Give back each line of the data exactly.

·····

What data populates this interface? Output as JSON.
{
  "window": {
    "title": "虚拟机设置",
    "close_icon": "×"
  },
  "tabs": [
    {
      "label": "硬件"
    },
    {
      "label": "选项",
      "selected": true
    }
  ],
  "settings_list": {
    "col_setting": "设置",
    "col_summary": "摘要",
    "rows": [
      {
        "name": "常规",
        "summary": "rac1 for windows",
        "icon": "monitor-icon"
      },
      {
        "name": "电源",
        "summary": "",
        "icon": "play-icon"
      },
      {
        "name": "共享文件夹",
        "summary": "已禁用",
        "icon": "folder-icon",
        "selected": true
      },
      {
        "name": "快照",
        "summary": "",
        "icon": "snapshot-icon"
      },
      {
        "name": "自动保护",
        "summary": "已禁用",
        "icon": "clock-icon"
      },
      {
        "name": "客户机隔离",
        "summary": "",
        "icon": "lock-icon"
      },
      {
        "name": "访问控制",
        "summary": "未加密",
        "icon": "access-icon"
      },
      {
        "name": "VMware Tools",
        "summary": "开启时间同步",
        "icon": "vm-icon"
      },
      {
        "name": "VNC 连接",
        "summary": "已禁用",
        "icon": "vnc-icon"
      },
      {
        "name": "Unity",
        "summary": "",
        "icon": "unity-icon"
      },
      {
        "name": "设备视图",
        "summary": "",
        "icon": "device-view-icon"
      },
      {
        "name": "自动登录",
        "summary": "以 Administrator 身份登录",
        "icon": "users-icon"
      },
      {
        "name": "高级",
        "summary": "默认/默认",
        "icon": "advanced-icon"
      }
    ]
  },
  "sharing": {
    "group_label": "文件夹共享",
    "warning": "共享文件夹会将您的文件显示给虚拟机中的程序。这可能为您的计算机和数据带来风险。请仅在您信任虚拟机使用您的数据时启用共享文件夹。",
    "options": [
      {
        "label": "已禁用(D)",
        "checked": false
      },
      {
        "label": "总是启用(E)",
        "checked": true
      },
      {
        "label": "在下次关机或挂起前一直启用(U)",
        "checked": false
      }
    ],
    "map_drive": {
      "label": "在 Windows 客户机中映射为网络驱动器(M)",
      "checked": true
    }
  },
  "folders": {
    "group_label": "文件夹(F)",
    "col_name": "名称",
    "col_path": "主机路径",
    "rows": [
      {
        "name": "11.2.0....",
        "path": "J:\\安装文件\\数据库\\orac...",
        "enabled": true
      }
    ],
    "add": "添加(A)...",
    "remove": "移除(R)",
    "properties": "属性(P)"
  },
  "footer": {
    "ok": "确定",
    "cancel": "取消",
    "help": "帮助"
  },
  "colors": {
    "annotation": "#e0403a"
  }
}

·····

(Worked solution)
What data populates this interface? Output as JSON.
{
  "window": {
    "title": "虚拟机设置",
    "close_icon": "×"
  },
  "tabs": [
    {
      "label": "硬件"
    },
    {
      "label": "选项",
      "selected": true
    }
  ],
  "settings_list": {
    "col_setting": "设置",
    "col_summary": "摘要",
    "rows": [
      {
        "name": "常规",
        "summary": "rac1 for windows",
        "icon": "monitor-icon"
      },
      {
        "name": "电源",
        "summary": "",
        "icon": "play-icon"
      },
      {
        "name": "共享文件夹",
        "summary": "已禁用",
        "icon": "folder-icon",
        "selected": true
      },
      {
        "name": "快照",
        "summary": "",
        "icon": "snapshot-icon"
      },
      {
        "name": "自动保护",
        "summary": "已禁用",
        "icon": "clock-icon"
      },
      {
        "name": "客户机隔离",
        "summary": "",
        "icon": "lock-icon"
      },
      {
        "name": "访问控制",
        "summary": "未加密",
        "icon": "access-icon"
      },
      {
        "name": "VMware Tools",
        "summary": "开启时间同步",
        "icon": "vm-icon"
      },
      {
        "name": "VNC 连接",
        "summary": "已禁用",
        "icon": "vnc-icon"
      },
      {
        "name": "Unity",
        "summary": "",
        "icon": "unity-icon"
      },
      {
        "name": "设备视图",
        "summary": "",
        "icon": "device-view-icon"
      },
      {
        "name": "自动登录",
        "summary": "以 Administrator 身份登录",
        "icon": "users-icon"
      },
      {
        "name": "高级",
        "summary": "默认/默认",
        "icon": "advanced-icon"
      }
    ]
  },
  "sharing": {
    "group_label": "文件夹共享",
    "warning": "共享文件夹会将您的文件显示给虚拟机中的程序。这可能为您的计算机和数据带来风险。请仅在您信任虚拟机使用您的数据时启用共享文件夹。",
    "options": [
      {
        "label": "已禁用(D)",
        "checked": false
      },
      {
        "label": "总是启用(E)",
        "checked": true
      },
      {
        "label": "在下次关机或挂起前一直启用(U)",
        "checked": false
      }
    ],
    "map_drive": {
      "label": "在 Windows 客户机中映射为网络驱动器(M)",
      "checked": true
    }
  },
  "folders": {
    "group_label": "文件夹(F)",
    "col_name": "名称",
    "col_path": "主机路径",
    "rows": [
      {
        "name": "11.2.0....",
        "path": "J:\\安装文件\\数据库\\orac...",
        "enabled": true
      }
    ],
    "add": "添加(A)...",
    "remove": "移除(R)",
    "properties": "属性(P)"
  },
  "footer": {
    "ok": "确定",
    "cancel": "取消",
    "help": "帮助"
  },
  "colors": {
    "annotation": "#e0403a"
  }
}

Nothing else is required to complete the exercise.